The entries should be given again in full. Alter nothing.

DATA SHOWN Start Marker

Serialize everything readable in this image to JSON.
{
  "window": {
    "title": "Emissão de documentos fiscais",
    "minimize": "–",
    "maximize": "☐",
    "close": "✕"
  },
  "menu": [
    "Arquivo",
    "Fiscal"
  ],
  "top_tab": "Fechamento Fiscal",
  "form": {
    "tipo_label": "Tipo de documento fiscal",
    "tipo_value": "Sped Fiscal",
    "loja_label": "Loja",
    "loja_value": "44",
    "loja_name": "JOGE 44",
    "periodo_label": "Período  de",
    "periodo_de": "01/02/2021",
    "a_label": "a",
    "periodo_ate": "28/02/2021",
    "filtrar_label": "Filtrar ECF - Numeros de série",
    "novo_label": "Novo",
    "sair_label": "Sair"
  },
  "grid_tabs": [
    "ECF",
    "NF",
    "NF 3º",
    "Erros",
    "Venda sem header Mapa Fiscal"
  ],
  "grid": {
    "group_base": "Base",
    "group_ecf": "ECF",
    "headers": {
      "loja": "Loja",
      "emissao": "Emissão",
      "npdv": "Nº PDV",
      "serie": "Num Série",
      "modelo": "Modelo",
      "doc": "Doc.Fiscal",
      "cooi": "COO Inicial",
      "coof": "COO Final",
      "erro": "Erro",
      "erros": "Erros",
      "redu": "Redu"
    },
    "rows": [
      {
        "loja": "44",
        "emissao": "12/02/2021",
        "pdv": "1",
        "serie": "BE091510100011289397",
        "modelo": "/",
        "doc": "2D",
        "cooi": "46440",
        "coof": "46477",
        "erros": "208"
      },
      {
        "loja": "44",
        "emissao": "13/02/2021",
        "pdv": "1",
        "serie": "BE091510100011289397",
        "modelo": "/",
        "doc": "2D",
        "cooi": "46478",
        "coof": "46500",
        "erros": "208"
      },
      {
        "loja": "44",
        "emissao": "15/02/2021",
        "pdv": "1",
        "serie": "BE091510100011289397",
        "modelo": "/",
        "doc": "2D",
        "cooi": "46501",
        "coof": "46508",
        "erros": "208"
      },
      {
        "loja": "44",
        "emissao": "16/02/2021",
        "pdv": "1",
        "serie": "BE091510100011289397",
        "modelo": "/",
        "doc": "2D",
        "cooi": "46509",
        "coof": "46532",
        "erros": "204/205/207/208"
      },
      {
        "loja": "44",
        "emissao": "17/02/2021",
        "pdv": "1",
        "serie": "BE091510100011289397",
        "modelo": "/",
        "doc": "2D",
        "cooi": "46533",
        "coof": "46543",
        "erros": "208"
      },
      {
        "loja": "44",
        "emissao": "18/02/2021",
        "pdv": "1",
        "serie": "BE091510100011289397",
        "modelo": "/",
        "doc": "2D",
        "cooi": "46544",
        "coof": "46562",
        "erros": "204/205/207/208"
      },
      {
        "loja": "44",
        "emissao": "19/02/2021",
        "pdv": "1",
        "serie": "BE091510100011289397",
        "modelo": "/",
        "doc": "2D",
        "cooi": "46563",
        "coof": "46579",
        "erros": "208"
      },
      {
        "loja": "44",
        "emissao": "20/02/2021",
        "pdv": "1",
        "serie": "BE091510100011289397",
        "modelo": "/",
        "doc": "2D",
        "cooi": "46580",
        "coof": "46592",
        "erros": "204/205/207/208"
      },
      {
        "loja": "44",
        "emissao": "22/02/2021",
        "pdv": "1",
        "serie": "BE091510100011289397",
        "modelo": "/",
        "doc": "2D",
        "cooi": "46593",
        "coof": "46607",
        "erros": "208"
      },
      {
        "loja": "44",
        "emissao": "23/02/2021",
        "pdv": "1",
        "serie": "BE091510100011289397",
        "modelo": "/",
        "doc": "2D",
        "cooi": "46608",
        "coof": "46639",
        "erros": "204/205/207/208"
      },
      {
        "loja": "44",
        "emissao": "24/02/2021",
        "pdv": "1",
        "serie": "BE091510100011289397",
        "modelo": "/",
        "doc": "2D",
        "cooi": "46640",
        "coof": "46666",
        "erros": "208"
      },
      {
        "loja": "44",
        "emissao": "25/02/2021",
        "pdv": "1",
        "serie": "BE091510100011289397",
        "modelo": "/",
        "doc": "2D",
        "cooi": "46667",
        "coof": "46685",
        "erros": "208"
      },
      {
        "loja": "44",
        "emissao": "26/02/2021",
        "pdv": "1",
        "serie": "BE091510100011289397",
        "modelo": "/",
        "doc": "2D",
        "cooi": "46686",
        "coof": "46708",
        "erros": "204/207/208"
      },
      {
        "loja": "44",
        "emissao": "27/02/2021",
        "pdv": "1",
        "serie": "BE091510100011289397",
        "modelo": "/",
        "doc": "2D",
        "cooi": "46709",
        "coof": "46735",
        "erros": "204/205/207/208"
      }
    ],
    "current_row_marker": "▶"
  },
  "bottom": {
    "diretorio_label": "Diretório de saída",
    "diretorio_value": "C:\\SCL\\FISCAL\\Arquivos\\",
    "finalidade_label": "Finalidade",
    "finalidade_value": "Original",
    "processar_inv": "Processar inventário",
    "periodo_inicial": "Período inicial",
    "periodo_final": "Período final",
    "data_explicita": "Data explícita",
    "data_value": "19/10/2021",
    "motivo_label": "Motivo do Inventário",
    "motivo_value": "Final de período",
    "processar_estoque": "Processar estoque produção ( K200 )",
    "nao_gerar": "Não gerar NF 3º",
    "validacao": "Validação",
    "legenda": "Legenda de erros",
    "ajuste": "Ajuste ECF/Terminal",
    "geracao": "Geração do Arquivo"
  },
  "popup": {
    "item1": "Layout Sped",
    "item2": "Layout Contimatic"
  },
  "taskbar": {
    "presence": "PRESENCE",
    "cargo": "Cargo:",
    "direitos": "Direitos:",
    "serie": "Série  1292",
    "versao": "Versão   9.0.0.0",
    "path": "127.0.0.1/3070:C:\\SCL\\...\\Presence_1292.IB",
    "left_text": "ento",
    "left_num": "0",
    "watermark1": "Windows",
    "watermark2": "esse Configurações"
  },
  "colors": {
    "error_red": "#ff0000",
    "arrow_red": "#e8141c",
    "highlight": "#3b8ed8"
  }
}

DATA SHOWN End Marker

*RESULT FOR THIS TASK:*
Serialize everything readable in this image to JSON.
{
  "window": {
    "title": "Emissão de documentos fiscais",
    "minimize": "–",
    "maximize": "☐",
    "close": "✕"
  },
  "menu": [
    "Arquivo",
    "Fiscal"
  ],
  "top_tab": "Fechamento Fiscal",
  "form": {
    "tipo_label": "Tipo de documento fiscal",
    "tipo_value": "Sped Fiscal",
    "loja_label": "Loja",
    "loja_value": "44",
    "loja_name": "JOGE 44",
    "periodo_label": "Período  de",
    "periodo_de": "01/02/2021",
    "a_label": "a",
    "periodo_ate": "28/02/2021",
    "filtrar_label": "Filtrar ECF - Numeros de série",
    "novo_label": "Novo",
    "sair_label": "Sair"
  },
  "grid_tabs": [
    "ECF",
    "NF",
    "NF 3º",
    "Erros",
    "Venda sem header Mapa Fiscal"
  ],
  "grid": {
    "group_base": "Base",
    "group_ecf": "ECF",
    "headers": {
      "loja": "Loja",
      "emissao": "Emissão",
      "npdv": "Nº PDV",
      "serie": "Num Série",
      "modelo": "Modelo",
      "doc": "Doc.Fiscal",
      "cooi": "COO Inicial",
      "coof": "COO Final",
      "erro": "Erro",
      "erros": "Erros",
      "redu": "Redu"
    },
    "rows": [
      {
        "loja": "44",
        "emissao": "12/02/2021",
        "pdv": "1",
        "serie": "BE091510100011289397",
        "modelo": "/",
        "doc": "2D",
        "cooi": "46440",
        "coof": "46477",
        "erros": "208"
      },
      {
        "loja": "44",
        "emissao": "13/02/2021",
        "pdv": "1",
        "serie": "BE091510100011289397",
        "modelo": "/",
        "doc": "2D",
        "cooi": "46478",
        "coof": "46500",
        "erros": "208"
      },
      {
        "loja": "44",
        "emissao": "15/02/2021",
        "pdv": "1",
        "serie": "BE091510100011289397",
        "modelo": "/",
        "doc": "2D",
        "cooi": "46501",
        "coof": "46508",
        "erros": "208"
      },
      {
        "loja": "44",
        "emissao": "16/02/2021",
        "pdv": "1",
        "serie": "BE091510100011289397",
        "modelo": "/",
        "doc": "2D",
        "cooi": "46509",
        "coof": "46532",
        "erros": "204/205/207/208"
      },
      {
        "loja": "44",
        "emissao": "17/02/2021",
        "pdv": "1",
        "serie": "BE091510100011289397",
        "modelo": "/",
        "doc": "2D",
        "cooi": "46533",
        "coof": "46543",
        "erros": "208"
      },
      {
        "loja": "44",
        "emissao": "18/02/2021",
        "pdv": "1",
        "serie": "BE091510100011289397",
        "modelo": "/",
        "doc": "2D",
        "cooi": "46544",
        "coof": "46562",
        "erros": "204/205/207/208"
      },
      {
        "loja": "44",
        "emissao": "19/02/2021",
        "pdv": "1",
        "serie": "BE091510100011289397",
        "modelo": "/",
        "doc": "2D",
        "cooi": "46563",
        "coof": "46579",
        "erros": "208"
      },
      {
        "loja": "44",
        "emissao": "20/02/2021",
        "pdv": "1",
        "serie": "BE091510100011289397",
        "modelo": "/",
        "doc": "2D",
        "cooi": "46580",
        "coof": "46592",
        "erros": "204/205/207/208"
      },
      {
        "loja": "44",
        "emissao": "22/02/2021",
        "pdv": "1",
        "serie": "BE091510100011289397",
        "modelo": "/",
        "doc": "2D",
        "cooi": "46593",
        "coof": "46607",
        "erros": "208"
      },
      {
        "loja": "44",
        "emissao": "23/02/2021",
        "pdv": "1",
        "serie": "BE091510100011289397",
        "modelo": "/",
        "doc": "2D",
        "cooi": "46608",
        "coof": "46639",
        "erros": "204/205/207/208"
      },
      {
        "loja": "44",
        "emissao": "24/02/2021",
        "pdv": "1",
        "serie": "BE091510100011289397",
        "modelo": "/",
        "doc": "2D",
        "cooi": "46640",
        "coof": "46666",
        "erros": "208"
      },
      {
        "loja": "44",
        "emissao": "25/02/2021",
        "pdv": "1",
        "serie": "BE091510100011289397",
        "modelo": "/",
        "doc": "2D",
        "cooi": "46667",
        "coof": "46685",
        "erros": "208"
      },
      {
        "loja": "44",
        "emissao": "26/02/2021",
        "pdv": "1",
        "serie": "BE091510100011289397",
        "modelo": "/",
        "doc": "2D",
        "cooi": "46686",
        "coof": "46708",
        "erros": "204/207/208"
      },
      {
        "loja": "44",
        "emissao": "27/02/2021",
        "pdv": "1",
        "serie": "BE091510100011289397",
        "modelo": "/",
        "doc": "2D",
        "cooi": "46709",
        "coof": "46735",
        "erros": "204/205/207/208"
      }
    ],
    "current_row_marker": "▶"
  },
  "bottom": {
    "diretorio_label": "Diretório de saída",
    "diretorio_value": "C:\\SCL\\FISCAL\\Arquivos\\",
    "finalidade_label": "Finalidade",
    "finalidade_value": "Original",
    "processar_inv": "Processar inventário",
    "periodo_inicial": "Período inicial",
    "periodo_final": "Período final",
    "data_explicita": "Data explícita",
    "data_value": "19/10/2021",
    "motivo_label": "Motivo do Inventário",
    "motivo_value": "Final de período",
    "processar_estoque": "Processar estoque produção ( K200 )",
    "nao_gerar": "Não gerar NF 3º",
    "validacao": "Validação",
    "legenda": "Legenda de erros",
    "ajuste": "Ajuste ECF/Terminal",
    "geracao": "Geração do Arquivo"
  },
  "popup": {
    "item1": "Layout Sped",
    "item2": "Layout Contimatic"
  },
  "taskbar": {
    "presence": "PRESENCE",
    "cargo": "Cargo:",
    "direitos": "Direitos:",
    "serie": "Série  1292",
    "versao": "Versão   9.0.0.0",
    "path": "127.0.0.1/3070:C:\\SCL\\...\\Presence_1292.IB",
    "left_text": "ento",
    "left_num": "0",
    "watermark1": "Windows",
    "watermark2": "esse Configurações"
  },
  "colors": {
    "error_red": "#ff0000",
    "arrow_red": "#e8141c",
    "highlight": "#3b8ed8"
  }
}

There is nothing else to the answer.